■ **WHAT YOU HAVE TO DO**:
Go through the data line by line. Copy each one holding the string "entête".

■ **MATERIAL FOR THE TASK**:
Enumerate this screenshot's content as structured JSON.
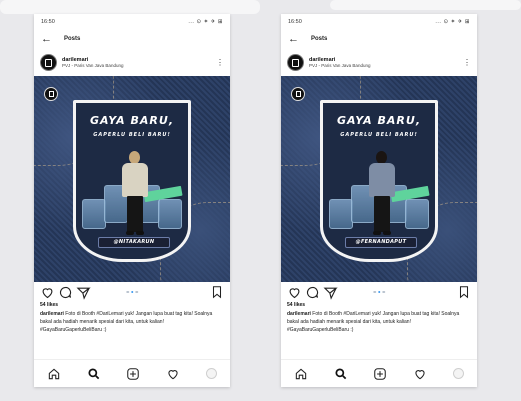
{
  "phones": [
    {
      "status": {
        "time": "16:50",
        "icons": "... ⊙ ✶ ✈ ⊞"
      },
      "topbar": {
        "back_icon": "arrow-left-icon",
        "title": "Posts"
      },
      "post": {
        "username": "darilemari",
        "location": "PVJ - Paris Van Java Bandung",
        "image": {
          "headline": "GAYA BARU,",
          "subline": "GAPERLU BELI BARU!",
          "name_tag": "@NITAKARUN",
          "person": "woman"
        },
        "carousel": {
          "count": 3,
          "active": 1
        },
        "likes": "54 likes",
        "caption_user": "darilemari",
        "caption_text": "Foto di Booth #DariLemari yuk! Jangan lupa buat tag kita! Soalnya bakal ada hadiah menarik spesial dari kita, untuk kalian! #GayaBaruGaperluBeliBaru :)"
      }
    },
    {
      "status": {
        "time": "16:50",
        "icons": "... ⊙ ✶ ✈ ⊞"
      },
      "topbar": {
        "back_icon": "arrow-left-icon",
        "title": "Posts"
      },
      "post": {
        "username": "darilemari",
        "location": "PVJ - Paris Van Java Bandung",
        "image": {
          "headline": "GAYA BARU,",
          "subline": "GAPERLU BELI BARU!",
          "name_tag": "@FERNANDAPUT",
          "person": "man"
        },
        "carousel": {
          "count": 3,
          "active": 1
        },
        "likes": "54 likes",
        "caption_user": "darilemari",
        "caption_text": "Foto di Booth #DariLemari yuk! Jangan lupa buat tag kita! Soalnya bakal ada hadiah menarik spesial dari kita, untuk kalian! #GayaBaruGaperluBeliBaru :)"
      }
    }
  ],
  "colors": {
    "accent": "#3897f0",
    "denim": "#2e4268",
    "promo_green": "#5fd39c"
  },
  "bottom_nav_icons": [
    "home-icon",
    "search-icon",
    "add-post-icon",
    "heart-icon",
    "profile-icon"
  ]
}
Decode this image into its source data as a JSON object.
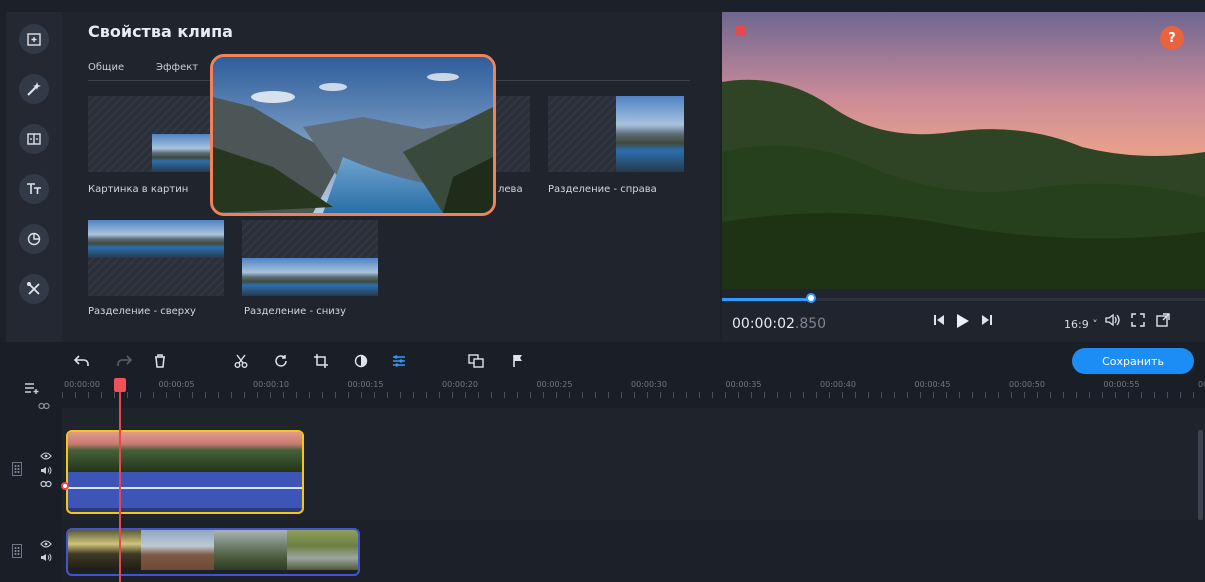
{
  "props_panel": {
    "title": "Свойства клипа",
    "tabs": [
      {
        "label": "Общие"
      },
      {
        "label": "Эффект"
      }
    ],
    "presets": [
      {
        "label": "Картинка в картин",
        "icon": "pip-preview"
      },
      {
        "label": "лева",
        "icon": "split-left-preview"
      },
      {
        "label": "Разделение - справа",
        "icon": "split-right-preview"
      },
      {
        "label": "Разделение - сверху",
        "icon": "split-top-preview"
      },
      {
        "label": "Разделение - снизу",
        "icon": "split-bottom-preview"
      }
    ]
  },
  "sidebar": {
    "tools": [
      {
        "icon": "import-icon"
      },
      {
        "icon": "magic-wand-icon"
      },
      {
        "icon": "transitions-icon"
      },
      {
        "icon": "titles-icon"
      },
      {
        "icon": "stickers-icon"
      },
      {
        "icon": "more-tools-icon"
      }
    ]
  },
  "preview": {
    "help_label": "?",
    "timecode_main": "00:00:02",
    "timecode_ms": ".850",
    "aspect_ratio": "16:9 ˅",
    "progress": 0.186
  },
  "timeline": {
    "save_label": "Сохранить",
    "ruler": [
      "00:00:00",
      "00:00:05",
      "00:00:10",
      "00:00:15",
      "00:00:20",
      "00:00:25",
      "00:00:30",
      "00:00:35",
      "00:00:40",
      "00:00:45",
      "00:00:50",
      "00:00:55",
      "0C"
    ]
  },
  "colors": {
    "accent": "#1b8df5",
    "highlight": "#f0825a",
    "clip_selected_border": "#f5c518",
    "playhead": "#e6494d"
  }
}
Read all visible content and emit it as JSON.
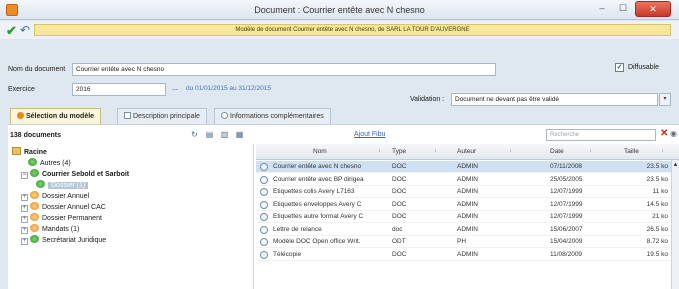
{
  "window": {
    "title": "Document : Courrier entête avec N chesno",
    "min": "–",
    "max": "☐",
    "close": "✕"
  },
  "toolbar": {
    "banner": "Modèle de document Courrier entête avec N chesno, de SARL LA TOUR D'AUVERGNE"
  },
  "form": {
    "doc_name_label": "Nom du document",
    "doc_name_value": "Courrier entête avec N chesno",
    "diffusable_label": "Diffusable",
    "diffusable_checked": "✓",
    "exercice_label": "Exercice",
    "exercice_value": "2016",
    "exercice_separator": "...",
    "exercice_range": "du 01/01/2015 au 31/12/2015",
    "validation_label": "Validation :",
    "validation_value": "Document ne devant pas être validé",
    "validation_arrow": "▾"
  },
  "tabs": [
    {
      "label": "Sélection du modèle"
    },
    {
      "label": "Description principale"
    },
    {
      "label": "Informations complémentaires"
    }
  ],
  "list_toolbar": {
    "count": "138 documents",
    "link": "Ajout Fibu",
    "search_placeholder": "Recherche",
    "clear": "✕",
    "eye": "◉"
  },
  "tree": {
    "root": "Racine",
    "items": [
      {
        "label": "Autres (4)",
        "exp": "",
        "color": "green"
      },
      {
        "label": "Courrier Sebold et Sarboit",
        "exp": "−",
        "color": "green"
      },
      {
        "label": "Dossier (1)",
        "exp": "",
        "color": "green",
        "selected": true
      },
      {
        "label": "Dossier Annuel",
        "exp": "+",
        "color": "orange"
      },
      {
        "label": "Dossier Annuel CAC",
        "exp": "+",
        "color": "orange"
      },
      {
        "label": "Dossier Permanent",
        "exp": "+",
        "color": "orange"
      },
      {
        "label": "Mandats (1)",
        "exp": "+",
        "color": "orange"
      },
      {
        "label": "Secrétariat Juridique",
        "exp": "+",
        "color": "green"
      }
    ]
  },
  "grid": {
    "columns": [
      "Nom",
      "Type",
      "Auteur",
      "Date",
      "Taille"
    ],
    "rows": [
      {
        "nom": "Courrier entête avec N chesno",
        "type": "DOC",
        "auteur": "ADMIN",
        "date": "07/11/2008",
        "taille": "23.5 ko",
        "selected": true
      },
      {
        "nom": "Courrier entête avec BP dirigea",
        "type": "DOC",
        "auteur": "ADMIN",
        "date": "25/05/2005",
        "taille": "23.5 ko"
      },
      {
        "nom": "Etiquettes colis Avery L7163",
        "type": "DOC",
        "auteur": "ADMIN",
        "date": "12/07/1999",
        "taille": "11 ko"
      },
      {
        "nom": "Etiquettes enveloppes Avery C",
        "type": "DOC",
        "auteur": "ADMIN",
        "date": "12/07/1999",
        "taille": "14.5 ko"
      },
      {
        "nom": "Etiquettes autre format Avery C",
        "type": "DOC",
        "auteur": "ADMIN",
        "date": "12/07/1999",
        "taille": "21 ko"
      },
      {
        "nom": "Lettre de relance",
        "type": "doc",
        "auteur": "ADMIN",
        "date": "15/06/2007",
        "taille": "26.5 ko"
      },
      {
        "nom": "Modèle DOC Open office Writ.",
        "type": "ODT",
        "auteur": "PH",
        "date": "15/04/2009",
        "taille": "8.72 ko"
      },
      {
        "nom": "Télécopie",
        "type": "DOC",
        "auteur": "ADMIN",
        "date": "11/08/2009",
        "taille": "19.5 ko"
      }
    ]
  },
  "colors": {
    "banner_bg": "#f6e79c",
    "close_red": "#c8392a",
    "accent_blue": "#3c78c4",
    "folder_green": "#2f9a2a",
    "folder_orange": "#e5891b"
  }
}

■ **ANSWER TO THIS TASK**:
    "title": "Document : Courrier entête avec N chesno",
    "banner": "Modèle de document Courrier entête avec N chesno, de SARL LA TOUR D'AUVERGNE"
    "doc_name_value": "Courrier entête avec N chesno",
        "nom": "Courrier entête avec N chesno",
        "nom": "Courrier entête avec BP dirigea",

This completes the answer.